Supplied data:
########################################
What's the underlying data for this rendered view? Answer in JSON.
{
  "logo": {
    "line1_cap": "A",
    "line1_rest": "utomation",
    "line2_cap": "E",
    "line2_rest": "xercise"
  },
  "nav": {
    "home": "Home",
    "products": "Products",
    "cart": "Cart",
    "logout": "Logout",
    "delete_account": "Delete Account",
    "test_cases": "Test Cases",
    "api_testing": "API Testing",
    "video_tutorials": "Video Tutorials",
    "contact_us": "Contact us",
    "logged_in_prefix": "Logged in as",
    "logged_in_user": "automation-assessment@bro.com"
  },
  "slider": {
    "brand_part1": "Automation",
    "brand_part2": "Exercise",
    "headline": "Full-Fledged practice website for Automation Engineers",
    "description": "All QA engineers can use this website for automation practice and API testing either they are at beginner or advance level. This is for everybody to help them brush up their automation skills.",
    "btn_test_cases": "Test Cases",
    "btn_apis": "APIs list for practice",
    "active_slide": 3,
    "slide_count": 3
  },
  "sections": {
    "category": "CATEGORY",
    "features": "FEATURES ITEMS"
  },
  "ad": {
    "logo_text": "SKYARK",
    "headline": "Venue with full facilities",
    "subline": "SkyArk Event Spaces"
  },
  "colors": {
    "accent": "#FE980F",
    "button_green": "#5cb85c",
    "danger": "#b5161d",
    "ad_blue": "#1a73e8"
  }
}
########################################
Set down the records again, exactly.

What's the underlying data for this rendered view? Answer in JSON.
{
  "logo": {
    "line1_cap": "A",
    "line1_rest": "utomation",
    "line2_cap": "E",
    "line2_rest": "xercise"
  },
  "nav": {
    "home": "Home",
    "products": "Products",
    "cart": "Cart",
    "logout": "Logout",
    "delete_account": "Delete Account",
    "test_cases": "Test Cases",
    "api_testing": "API Testing",
    "video_tutorials": "Video Tutorials",
    "contact_us": "Contact us",
    "logged_in_prefix": "Logged in as",
    "logged_in_user": "automation-assessment@bro.com"
  },
  "slider": {
    "brand_part1": "Automation",
    "brand_part2": "Exercise",
    "headline": "Full-Fledged practice website for Automation Engineers",
    "description": "All QA engineers can use this website for automation practice and API testing either they are at beginner or advance level. This is for everybody to help them brush up their automation skills.",
    "btn_test_cases": "Test Cases",
    "btn_apis": "APIs list for practice",
    "active_slide": 3,
    "slide_count": 3
  },
  "sections": {
    "category": "CATEGORY",
    "features": "FEATURES ITEMS"
  },
  "ad": {
    "logo_text": "SKYARK",
    "headline": "Venue with full facilities",
    "subline": "SkyArk Event Spaces"
  },
  "colors": {
    "accent": "#FE980F",
    "button_green": "#5cb85c",
    "danger": "#b5161d",
    "ad_blue": "#1a73e8"
  }
}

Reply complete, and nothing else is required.